A local watchdog group is demanding that the Orleans Parish District Attorney’s Office stop arresting victims in sexual assault and domestic violence cases in order to force them to testify.
In one case last year, a woman who had accused a man of rape was arrested and held in jail for eight days.
In a report released Tuesday, the group Court Watch NOLA argued that prosecutors should curb such arrests, which are carried out using so-called material witness warrants. And in the case of sexual assault and domestic violence, the group said, such warrants should never be employed.
“We really think that it’s up to the DA’s Office to take the trauma of the victim into consideration,” said Simone Levine, the group's executive director. “We think that in cases of sex offense and domestic violence, that it’s really just not worth bringing the victim in through an incarceratory facility.”
The group said there were at least 30 cases in which Orleans prosecutors obtained material witness warrants in 2016, and six cases in which victims were arrested.
Those cases represent a tiny fraction of the roughly 5,000 new felony cases that come through the door at Criminal District Court every year, according to Metropolitan Crime Commission reports.
In a statement, Assistant District Attorney Christopher Bowman dismissed the Court Watch NOLA report as “simply sloppy.” He pointed to a chart in which the group misidentified the number of crime victims who are women. The group later issued a corrected version of the report.
“According to Court Watch NOLA, the DA’s Office arrested six people on material witness warrants in 2016, but only one of these warrants was issued for a victim in either a sex crime or domestic violence case," said Bowman, the spokesman for District Attorney Leon Cannizzaro. "The district attorney is far more concerned with the numbers 55 and 204, which are, respectively, the number of people murdered and shot in New Orleans in 2017.”
In the rape case, prosecutors said they could not find the accuser in a case in which the defendant was charged with second-degree rape and second-degree battery.

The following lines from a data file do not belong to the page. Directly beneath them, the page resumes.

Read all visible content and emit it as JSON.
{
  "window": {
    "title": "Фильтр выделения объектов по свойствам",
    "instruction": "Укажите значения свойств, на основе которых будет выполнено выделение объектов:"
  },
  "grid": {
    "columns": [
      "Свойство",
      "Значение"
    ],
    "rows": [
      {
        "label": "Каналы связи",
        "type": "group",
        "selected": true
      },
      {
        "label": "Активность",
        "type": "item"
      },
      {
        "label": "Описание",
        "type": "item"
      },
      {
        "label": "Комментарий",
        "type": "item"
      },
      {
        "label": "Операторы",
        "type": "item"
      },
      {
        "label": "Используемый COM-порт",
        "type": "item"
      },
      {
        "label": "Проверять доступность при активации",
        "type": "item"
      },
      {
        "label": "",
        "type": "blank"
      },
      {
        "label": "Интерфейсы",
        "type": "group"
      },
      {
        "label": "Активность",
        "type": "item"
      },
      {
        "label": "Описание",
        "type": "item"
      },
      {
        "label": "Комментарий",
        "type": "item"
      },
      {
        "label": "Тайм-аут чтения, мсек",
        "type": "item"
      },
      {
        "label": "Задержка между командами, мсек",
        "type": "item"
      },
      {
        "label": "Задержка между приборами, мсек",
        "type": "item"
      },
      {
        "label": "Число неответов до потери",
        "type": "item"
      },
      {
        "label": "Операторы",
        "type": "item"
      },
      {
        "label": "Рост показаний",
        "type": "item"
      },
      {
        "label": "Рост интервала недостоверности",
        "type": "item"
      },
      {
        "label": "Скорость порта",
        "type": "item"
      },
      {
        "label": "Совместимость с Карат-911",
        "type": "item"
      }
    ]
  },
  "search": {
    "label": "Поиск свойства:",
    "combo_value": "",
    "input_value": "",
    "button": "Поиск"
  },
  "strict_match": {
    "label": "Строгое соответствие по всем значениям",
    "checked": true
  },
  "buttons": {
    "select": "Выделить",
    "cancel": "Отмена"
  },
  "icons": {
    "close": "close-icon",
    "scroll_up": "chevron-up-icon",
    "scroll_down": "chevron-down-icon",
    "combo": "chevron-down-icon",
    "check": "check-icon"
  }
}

The victim was held in jail for eight days before the warrant against her was dropped. The defendant was ultimately convicted of second-degree battery, according to court records. Online court files do not make clear whether the victim testified.
Half of the 30 material witness warrants tracked in 2016 were for victims of crimes and half were for witnesses, Court Watch NOLA said.
In one case, a witness in an attempted murder case was held for 179 days because his failure to testify violated the terms of his probation, the report said.
The report said that warrants were obtained for women who made accusations in a sexual battery and second-degree kidnapping case and in an aggravated assault and domestic abuse battery case. Neither woman was actually arrested.
Court Watch NOLA said it believes more material witness warrants may have been issued in 2016, but it was difficult to track such cases in court records. Bowman said the DA's Office does not keep a count.
The court observation group acknowledged that prosecutors are often put in a difficult position by reluctant witnesses. They must decide whether to arrest the victim or witness or to drop a case and allow a criminal to go free. The dilemma is particularly thorny in gang violence cases, since they present a clear threat to the larger community.
The group said the DA's Office should issue a public protocol to make clear when it will seek material witness warrants.
One law professor who has written about the use of material witness warrants said she was surprised to hear that prosecutors had issued one in a rape case.
“I think that most jurisdictions don’t want to get the reputation that you have to issue warrants to prosecute either sexual assault or domestic violence cases. A lot of advocates see material witness warrants as a way of victimizing the victims,” said Geneva Brown, a professor at Valparaiso University in Indiana.
Brown said the trend in sexual assault and domestic violence cases in recent years has been to offer victims support services, such as an advocate who can guide a victim through the judicial process or compensation for transportation.
“If (material witness warrants) are being issued, even in just a handful of cases, what message are you sending to other victims of sexual assault?” Brown said. “Other victims may not come forward if they know this is how they’re going to be treated.”
Levine said she was not aware of any study tracking the use of material witness warrants in other jurisdictions. However, Jefferson Parish prosecutors have employed the tactic in at least one recent case.
In February, Xevion Davis was booked on a material witness warrant in order to force him to testify before a grand jury in the killing of his 10-month-old son in Marrero.